RECORD SET>
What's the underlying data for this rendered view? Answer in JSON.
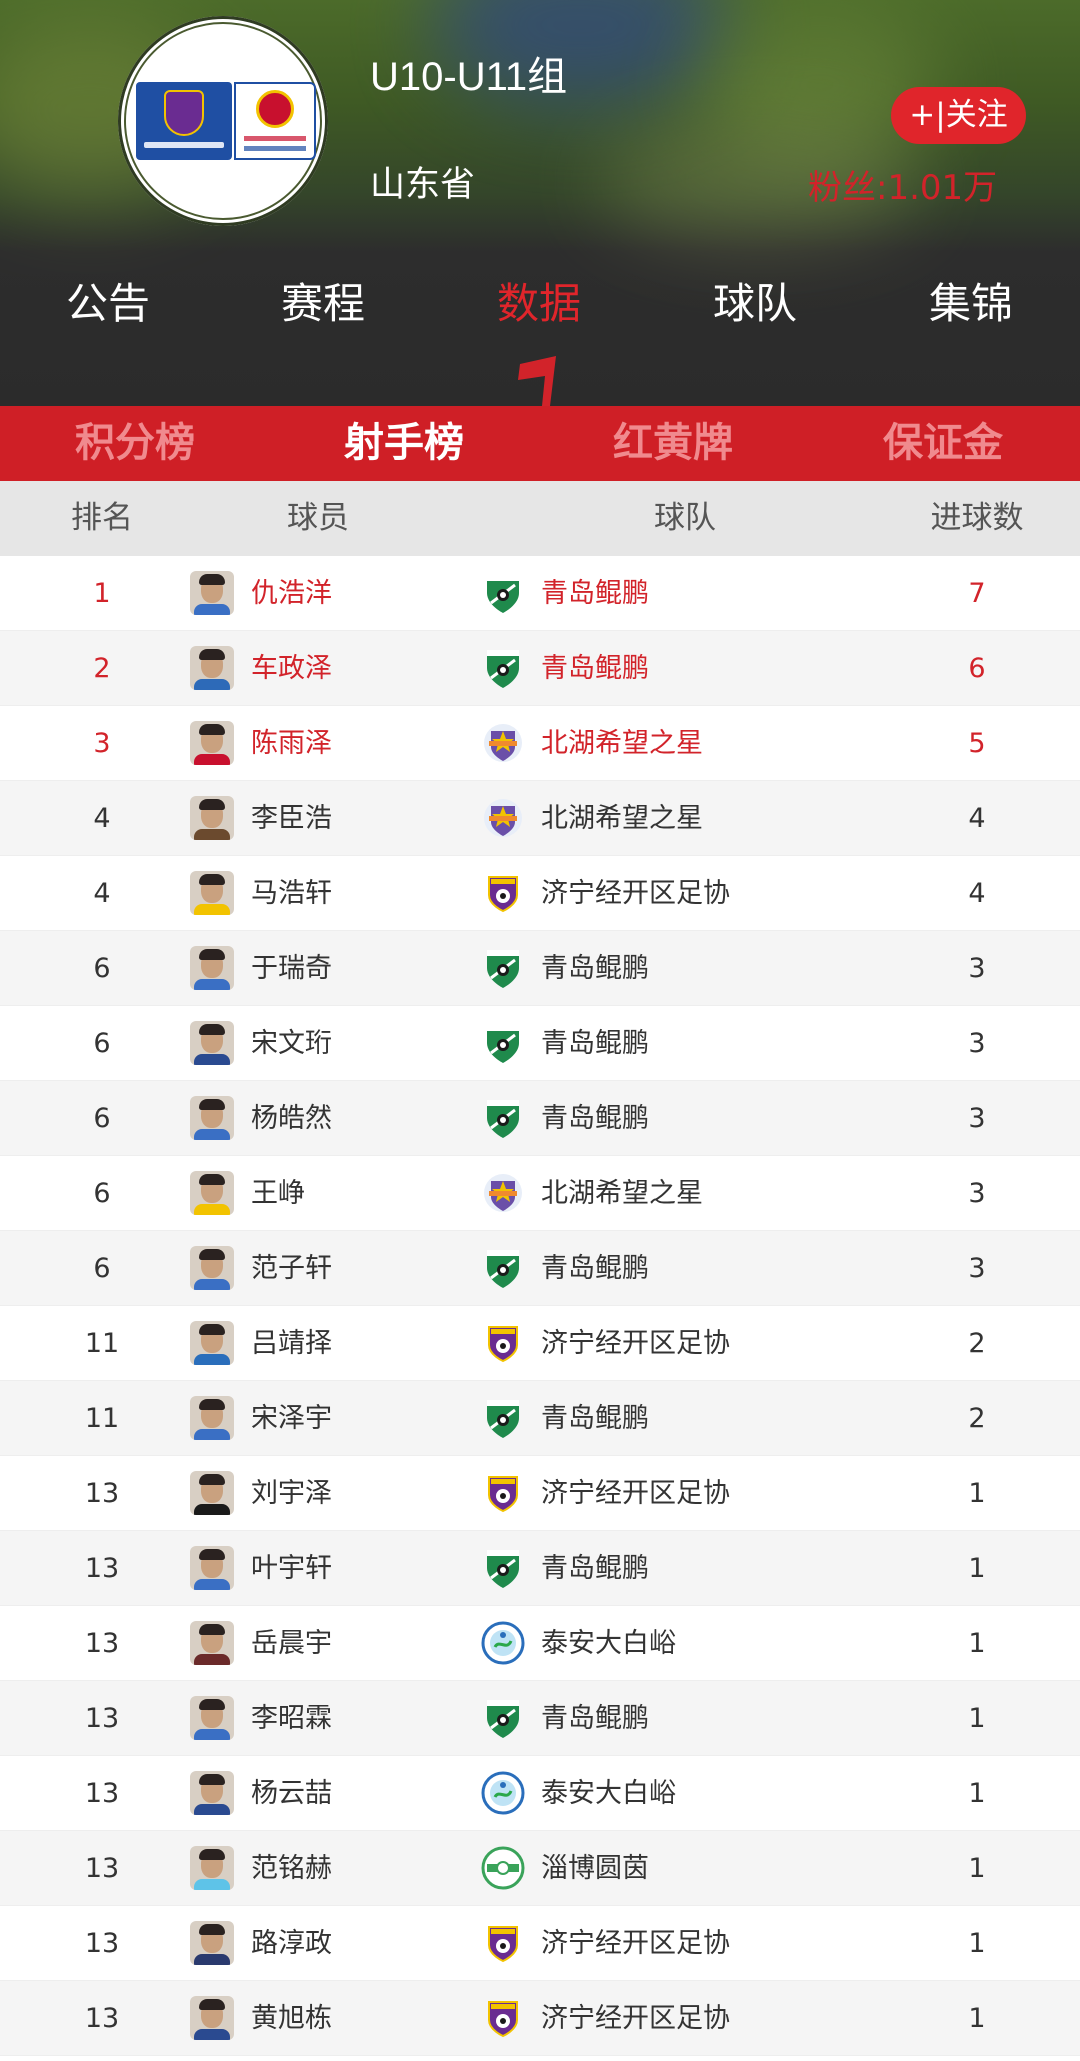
{
  "header": {
    "league_title": "U10-U11组",
    "province": "山东省",
    "follow_label": "+|关注",
    "fans_text": "粉丝:1.01万"
  },
  "main_nav": [
    {
      "label": "公告",
      "active": false
    },
    {
      "label": "赛程",
      "active": false
    },
    {
      "label": "数据",
      "active": true
    },
    {
      "label": "球队",
      "active": false
    },
    {
      "label": "集锦",
      "active": false
    }
  ],
  "sub_tabs": [
    {
      "label": "积分榜",
      "active": false
    },
    {
      "label": "射手榜",
      "active": true
    },
    {
      "label": "红黄牌",
      "active": false
    },
    {
      "label": "保证金",
      "active": false
    }
  ],
  "table": {
    "headers": {
      "rank": "排名",
      "player": "球员",
      "team": "球队",
      "goals": "进球数"
    },
    "rows": [
      {
        "rank": "1",
        "player": "仇浩洋",
        "team": "青岛鲲鹏",
        "team_logo": "green-shield-logo",
        "goals": "7"
      },
      {
        "rank": "2",
        "player": "车政泽",
        "team": "青岛鲲鹏",
        "team_logo": "green-shield-logo",
        "goals": "6"
      },
      {
        "rank": "3",
        "player": "陈雨泽",
        "team": "北湖希望之星",
        "team_logo": "star-crest-logo",
        "goals": "5"
      },
      {
        "rank": "4",
        "player": "李臣浩",
        "team": "北湖希望之星",
        "team_logo": "star-crest-logo",
        "goals": "4"
      },
      {
        "rank": "4",
        "player": "马浩轩",
        "team": "济宁经开区足协",
        "team_logo": "purple-shield-logo",
        "goals": "4"
      },
      {
        "rank": "6",
        "player": "于瑞奇",
        "team": "青岛鲲鹏",
        "team_logo": "green-shield-logo",
        "goals": "3"
      },
      {
        "rank": "6",
        "player": "宋文珩",
        "team": "青岛鲲鹏",
        "team_logo": "green-shield-logo",
        "goals": "3"
      },
      {
        "rank": "6",
        "player": "杨皓然",
        "team": "青岛鲲鹏",
        "team_logo": "green-shield-logo",
        "goals": "3"
      },
      {
        "rank": "6",
        "player": "王峥",
        "team": "北湖希望之星",
        "team_logo": "star-crest-logo",
        "goals": "3"
      },
      {
        "rank": "6",
        "player": "范子轩",
        "team": "青岛鲲鹏",
        "team_logo": "green-shield-logo",
        "goals": "3"
      },
      {
        "rank": "11",
        "player": "吕靖择",
        "team": "济宁经开区足协",
        "team_logo": "purple-shield-logo",
        "goals": "2"
      },
      {
        "rank": "11",
        "player": "宋泽宇",
        "team": "青岛鲲鹏",
        "team_logo": "green-shield-logo",
        "goals": "2"
      },
      {
        "rank": "13",
        "player": "刘宇泽",
        "team": "济宁经开区足协",
        "team_logo": "purple-shield-logo",
        "goals": "1"
      },
      {
        "rank": "13",
        "player": "叶宇轩",
        "team": "青岛鲲鹏",
        "team_logo": "green-shield-logo",
        "goals": "1"
      },
      {
        "rank": "13",
        "player": "岳晨宇",
        "team": "泰安大白峪",
        "team_logo": "blue-circle-logo",
        "goals": "1"
      },
      {
        "rank": "13",
        "player": "李昭霖",
        "team": "青岛鲲鹏",
        "team_logo": "green-shield-logo",
        "goals": "1"
      },
      {
        "rank": "13",
        "player": "杨云喆",
        "team": "泰安大白峪",
        "team_logo": "blue-circle-logo",
        "goals": "1"
      },
      {
        "rank": "13",
        "player": "范铭赫",
        "team": "淄博圆茵",
        "team_logo": "green-ring-logo",
        "goals": "1"
      },
      {
        "rank": "13",
        "player": "路淳政",
        "team": "济宁经开区足协",
        "team_logo": "purple-shield-logo",
        "goals": "1"
      },
      {
        "rank": "13",
        "player": "黄旭栋",
        "team": "济宁经开区足协",
        "team_logo": "purple-shield-logo",
        "goals": "1"
      }
    ]
  },
  "colors": {
    "accent_red": "#cf1f26",
    "highlight_red": "#d2232a",
    "inactive_tab_text": "#f08a8e"
  }
}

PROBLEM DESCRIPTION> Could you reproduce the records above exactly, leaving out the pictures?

TASK OUTPUT>
What's the underlying data for this rendered view? Answer in JSON.
{
  "header": {
    "league_title": "U10-U11组",
    "province": "山东省",
    "follow_label": "+|关注",
    "fans_text": "粉丝:1.01万"
  },
  "main_nav": [
    {
      "label": "公告",
      "active": false
    },
    {
      "label": "赛程",
      "active": false
    },
    {
      "label": "数据",
      "active": true
    },
    {
      "label": "球队",
      "active": false
    },
    {
      "label": "集锦",
      "active": false
    }
  ],
  "sub_tabs": [
    {
      "label": "积分榜",
      "active": false
    },
    {
      "label": "射手榜",
      "active": true
    },
    {
      "label": "红黄牌",
      "active": false
    },
    {
      "label": "保证金",
      "active": false
    }
  ],
  "table": {
    "headers": {
      "rank": "排名",
      "player": "球员",
      "team": "球队",
      "goals": "进球数"
    },
    "rows": [
      {
        "rank": "1",
        "player": "仇浩洋",
        "team": "青岛鲲鹏",
        "team_logo": "green-shield-logo",
        "goals": "7"
      },
      {
        "rank": "2",
        "player": "车政泽",
        "team": "青岛鲲鹏",
        "team_logo": "green-shield-logo",
        "goals": "6"
      },
      {
        "rank": "3",
        "player": "陈雨泽",
        "team": "北湖希望之星",
        "team_logo": "star-crest-logo",
        "goals": "5"
      },
      {
        "rank": "4",
        "player": "李臣浩",
        "team": "北湖希望之星",
        "team_logo": "star-crest-logo",
        "goals": "4"
      },
      {
        "rank": "4",
        "player": "马浩轩",
        "team": "济宁经开区足协",
        "team_logo": "purple-shield-logo",
        "goals": "4"
      },
      {
        "rank": "6",
        "player": "于瑞奇",
        "team": "青岛鲲鹏",
        "team_logo": "green-shield-logo",
        "goals": "3"
      },
      {
        "rank": "6",
        "player": "宋文珩",
        "team": "青岛鲲鹏",
        "team_logo": "green-shield-logo",
        "goals": "3"
      },
      {
        "rank": "6",
        "player": "杨皓然",
        "team": "青岛鲲鹏",
        "team_logo": "green-shield-logo",
        "goals": "3"
      },
      {
        "rank": "6",
        "player": "王峥",
        "team": "北湖希望之星",
        "team_logo": "star-crest-logo",
        "goals": "3"
      },
      {
        "rank": "6",
        "player": "范子轩",
        "team": "青岛鲲鹏",
        "team_logo": "green-shield-logo",
        "goals": "3"
      },
      {
        "rank": "11",
        "player": "吕靖择",
        "team": "济宁经开区足协",
        "team_logo": "purple-shield-logo",
        "goals": "2"
      },
      {
        "rank": "11",
        "player": "宋泽宇",
        "team": "青岛鲲鹏",
        "team_logo": "green-shield-logo",
        "goals": "2"
      },
      {
        "rank": "13",
        "player": "刘宇泽",
        "team": "济宁经开区足协",
        "team_logo": "purple-shield-logo",
        "goals": "1"
      },
      {
        "rank": "13",
        "player": "叶宇轩",
        "team": "青岛鲲鹏",
        "team_logo": "green-shield-logo",
        "goals": "1"
      },
      {
        "rank": "13",
        "player": "岳晨宇",
        "team": "泰安大白峪",
        "team_logo": "blue-circle-logo",
        "goals": "1"
      },
      {
        "rank": "13",
        "player": "李昭霖",
        "team": "青岛鲲鹏",
        "team_logo": "green-shield-logo",
        "goals": "1"
      },
      {
        "rank": "13",
        "player": "杨云喆",
        "team": "泰安大白峪",
        "team_logo": "blue-circle-logo",
        "goals": "1"
      },
      {
        "rank": "13",
        "player": "范铭赫",
        "team": "淄博圆茵",
        "team_logo": "green-ring-logo",
        "goals": "1"
      },
      {
        "rank": "13",
        "player": "路淳政",
        "team": "济宁经开区足协",
        "team_logo": "purple-shield-logo",
        "goals": "1"
      },
      {
        "rank": "13",
        "player": "黄旭栋",
        "team": "济宁经开区足协",
        "team_logo": "purple-shield-logo",
        "goals": "1"
      }
    ]
  },
  "colors": {
    "accent_red": "#cf1f26",
    "highlight_red": "#d2232a",
    "inactive_tab_text": "#f08a8e"
  }
}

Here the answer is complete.